___ Provided entries ___

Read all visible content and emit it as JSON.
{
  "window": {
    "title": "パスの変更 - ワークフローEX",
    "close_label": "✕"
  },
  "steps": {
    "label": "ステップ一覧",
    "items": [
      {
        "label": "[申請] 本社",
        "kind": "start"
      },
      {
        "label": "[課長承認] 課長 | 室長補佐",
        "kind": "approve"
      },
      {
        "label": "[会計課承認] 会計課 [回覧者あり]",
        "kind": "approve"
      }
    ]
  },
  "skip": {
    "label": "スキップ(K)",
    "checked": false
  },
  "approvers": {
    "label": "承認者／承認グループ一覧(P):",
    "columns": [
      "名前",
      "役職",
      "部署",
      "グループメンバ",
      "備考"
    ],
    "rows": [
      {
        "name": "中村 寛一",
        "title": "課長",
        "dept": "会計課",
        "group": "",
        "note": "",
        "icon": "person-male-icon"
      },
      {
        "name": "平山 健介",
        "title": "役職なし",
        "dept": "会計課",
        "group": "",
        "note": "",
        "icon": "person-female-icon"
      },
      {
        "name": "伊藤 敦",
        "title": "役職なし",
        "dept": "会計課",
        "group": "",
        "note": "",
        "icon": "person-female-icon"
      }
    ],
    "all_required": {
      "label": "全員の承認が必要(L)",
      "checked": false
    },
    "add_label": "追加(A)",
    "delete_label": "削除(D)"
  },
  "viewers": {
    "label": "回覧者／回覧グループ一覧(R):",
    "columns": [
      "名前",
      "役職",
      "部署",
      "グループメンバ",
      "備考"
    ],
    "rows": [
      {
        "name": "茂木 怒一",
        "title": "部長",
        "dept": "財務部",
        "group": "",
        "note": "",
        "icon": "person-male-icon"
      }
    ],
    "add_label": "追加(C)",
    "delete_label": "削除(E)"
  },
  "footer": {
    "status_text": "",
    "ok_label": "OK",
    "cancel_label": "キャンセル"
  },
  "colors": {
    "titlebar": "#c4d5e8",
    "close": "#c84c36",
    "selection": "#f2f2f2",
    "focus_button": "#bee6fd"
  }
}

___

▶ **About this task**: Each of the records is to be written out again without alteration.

▶ **Solution below**:
Read all visible content and emit it as JSON.
{
  "window": {
    "title": "パスの変更 - ワークフローEX",
    "close_label": "✕"
  },
  "steps": {
    "label": "ステップ一覧",
    "items": [
      {
        "label": "[申請] 本社",
        "kind": "start"
      },
      {
        "label": "[課長承認] 課長 | 室長補佐",
        "kind": "approve"
      },
      {
        "label": "[会計課承認] 会計課 [回覧者あり]",
        "kind": "approve"
      }
    ]
  },
  "skip": {
    "label": "スキップ(K)",
    "checked": false
  },
  "approvers": {
    "label": "承認者／承認グループ一覧(P):",
    "columns": [
      "名前",
      "役職",
      "部署",
      "グループメンバ",
      "備考"
    ],
    "rows": [
      {
        "name": "中村 寛一",
        "title": "課長",
        "dept": "会計課",
        "group": "",
        "note": "",
        "icon": "person-male-icon"
      },
      {
        "name": "平山 健介",
        "title": "役職なし",
        "dept": "会計課",
        "group": "",
        "note": "",
        "icon": "person-female-icon"
      },
      {
        "name": "伊藤 敦",
        "title": "役職なし",
        "dept": "会計課",
        "group": "",
        "note": "",
        "icon": "person-female-icon"
      }
    ],
    "all_required": {
      "label": "全員の承認が必要(L)",
      "checked": false
    },
    "add_label": "追加(A)",
    "delete_label": "削除(D)"
  },
  "viewers": {
    "label": "回覧者／回覧グループ一覧(R):",
    "columns": [
      "名前",
      "役職",
      "部署",
      "グループメンバ",
      "備考"
    ],
    "rows": [
      {
        "name": "茂木 怒一",
        "title": "部長",
        "dept": "財務部",
        "group": "",
        "note": "",
        "icon": "person-male-icon"
      }
    ],
    "add_label": "追加(C)",
    "delete_label": "削除(E)"
  },
  "footer": {
    "status_text": "",
    "ok_label": "OK",
    "cancel_label": "キャンセル"
  },
  "colors": {
    "titlebar": "#c4d5e8",
    "close": "#c84c36",
    "selection": "#f2f2f2",
    "focus_button": "#bee6fd"
  }
}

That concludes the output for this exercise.